Although the audio recording is of poor quality, at one point in the tape an officer can be heard radioing in a call for EMS, before officers pull Clark from the car and use their Tasers on him. After he's subdued and while they wait for EMS (an officer makes a second call asking about the delay), the officers try to keep Clark cool by offering him water and pouring water on him. Shortly thereafter, they realize he's in more than ordinary physical distress he's coughing, and his body, which they've propped up into a sitting position (department policy regarding Taser strikes), repeatedly slumps heavily backward. (Indeed, at one point Clark appears to be sliding the lower half of his body underneath the rear of the running police car; at least two officers appear to be working to keep him out from underneath the tailpipe and to keep him in an upright position.) Nearly 15 minutes elapse before EMS arrives on the scene and lifts Clark into an ambulance, and at least another five minutes elapse before the ambulance leaves for the hospital. Because the Internal Affairs investigation into the incident is ongoing, police officials declined to provide any clarifying or additional details.
While the tapes suggest that the officers' actions were, for the most part, both measured and reasonable under existing policies, the incident still resulted in Clark's death. According to the Travis Co. Medical Examiner's Office, Clark had PCP and the cocaine metabolite in his system. Additionally, Deputy ME Elizabeth Peacock's autopsy noted that Clark had sickle cell trait, a form of sickle cell disease in which the carrier has a single defective gene (as opposed to the two defective genes that result in anemia, the most severe form of the disease) and is generally able to live a symptom-free life.
Peacock concluded that Clark died from "massive intravascular sickling associated with extreme physical activity due to PCP and cocaine induced excited delirium"; that is, that Clark became so agitated from drugs that his red blood cells lost oxygen and collapsed, killing him a conclusion described as questionable by sickle cell experts consulted by the Chronicle. (For more, see "What Killed Michael Clark?" Dec. 2.) Peacock ruled out the heat of the day, or the strikes from the Tasers, or even the volatile situation, as having contributed to Clark's delirium or death an opinion that remains under review by a panel of local medical experts. At a minimum, the police recordings suggest that although Clark is obviously agitated while in the car, he does not appear to be having any clear medical difficulty until just after the three Taser strikes have been administered.
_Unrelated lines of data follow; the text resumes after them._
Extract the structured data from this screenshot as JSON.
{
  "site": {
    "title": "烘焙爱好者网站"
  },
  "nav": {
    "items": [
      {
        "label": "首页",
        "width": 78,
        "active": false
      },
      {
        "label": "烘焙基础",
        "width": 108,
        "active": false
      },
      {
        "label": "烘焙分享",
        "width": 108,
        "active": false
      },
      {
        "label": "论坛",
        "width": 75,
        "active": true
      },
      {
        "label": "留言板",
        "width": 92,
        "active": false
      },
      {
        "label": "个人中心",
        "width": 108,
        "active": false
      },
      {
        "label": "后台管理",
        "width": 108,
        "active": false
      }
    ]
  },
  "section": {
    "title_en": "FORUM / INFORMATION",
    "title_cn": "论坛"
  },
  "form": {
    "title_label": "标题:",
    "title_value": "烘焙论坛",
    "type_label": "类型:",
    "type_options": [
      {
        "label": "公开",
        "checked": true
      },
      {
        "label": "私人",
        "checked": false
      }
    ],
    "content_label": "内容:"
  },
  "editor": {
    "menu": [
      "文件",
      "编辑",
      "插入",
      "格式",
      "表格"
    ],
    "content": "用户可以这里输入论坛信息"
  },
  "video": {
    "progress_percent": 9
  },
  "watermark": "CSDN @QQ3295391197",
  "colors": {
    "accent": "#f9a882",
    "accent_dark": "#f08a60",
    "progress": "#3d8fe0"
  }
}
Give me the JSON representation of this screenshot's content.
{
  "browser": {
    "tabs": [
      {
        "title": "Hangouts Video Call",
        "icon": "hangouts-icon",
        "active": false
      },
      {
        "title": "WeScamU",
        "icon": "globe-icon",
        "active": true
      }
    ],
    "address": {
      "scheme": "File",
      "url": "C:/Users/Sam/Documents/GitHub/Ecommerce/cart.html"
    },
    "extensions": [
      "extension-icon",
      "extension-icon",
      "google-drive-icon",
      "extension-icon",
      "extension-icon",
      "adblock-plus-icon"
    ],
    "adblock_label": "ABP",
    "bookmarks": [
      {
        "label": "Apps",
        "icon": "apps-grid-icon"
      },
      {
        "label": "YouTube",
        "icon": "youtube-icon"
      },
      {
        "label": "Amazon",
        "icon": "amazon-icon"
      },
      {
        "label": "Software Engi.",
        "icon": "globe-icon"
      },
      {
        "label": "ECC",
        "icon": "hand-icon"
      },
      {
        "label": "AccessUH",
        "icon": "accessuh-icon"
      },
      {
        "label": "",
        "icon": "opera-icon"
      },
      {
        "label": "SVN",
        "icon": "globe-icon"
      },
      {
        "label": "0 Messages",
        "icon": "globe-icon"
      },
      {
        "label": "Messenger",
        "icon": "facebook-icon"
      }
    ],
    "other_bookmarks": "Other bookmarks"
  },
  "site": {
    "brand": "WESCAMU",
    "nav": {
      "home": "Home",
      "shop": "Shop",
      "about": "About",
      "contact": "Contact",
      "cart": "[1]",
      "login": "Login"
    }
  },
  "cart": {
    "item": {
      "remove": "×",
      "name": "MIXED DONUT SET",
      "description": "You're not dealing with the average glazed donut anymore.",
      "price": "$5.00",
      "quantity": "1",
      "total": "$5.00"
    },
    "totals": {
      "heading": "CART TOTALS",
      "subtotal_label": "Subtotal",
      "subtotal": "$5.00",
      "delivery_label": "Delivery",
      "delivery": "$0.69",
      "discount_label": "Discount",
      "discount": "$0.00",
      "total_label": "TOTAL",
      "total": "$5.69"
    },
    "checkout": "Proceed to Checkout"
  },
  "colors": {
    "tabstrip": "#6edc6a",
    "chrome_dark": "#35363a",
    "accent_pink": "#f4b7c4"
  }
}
On Jan. 4, a Travis Co. grand jury cleared the officers (including Eiben and Morgan) of any criminal responsibility for Clark's death.
*Oops! The following correction ran in the March 3, 2006 issue: In last week's story "APD's Michael Clark Videos," we incorrectly reported that the mental health officer that responded to the scene was Officer Douglas Drake. In fact, the MHO who evaluated Clark at the scene was Officer James Morgan. We regret the error.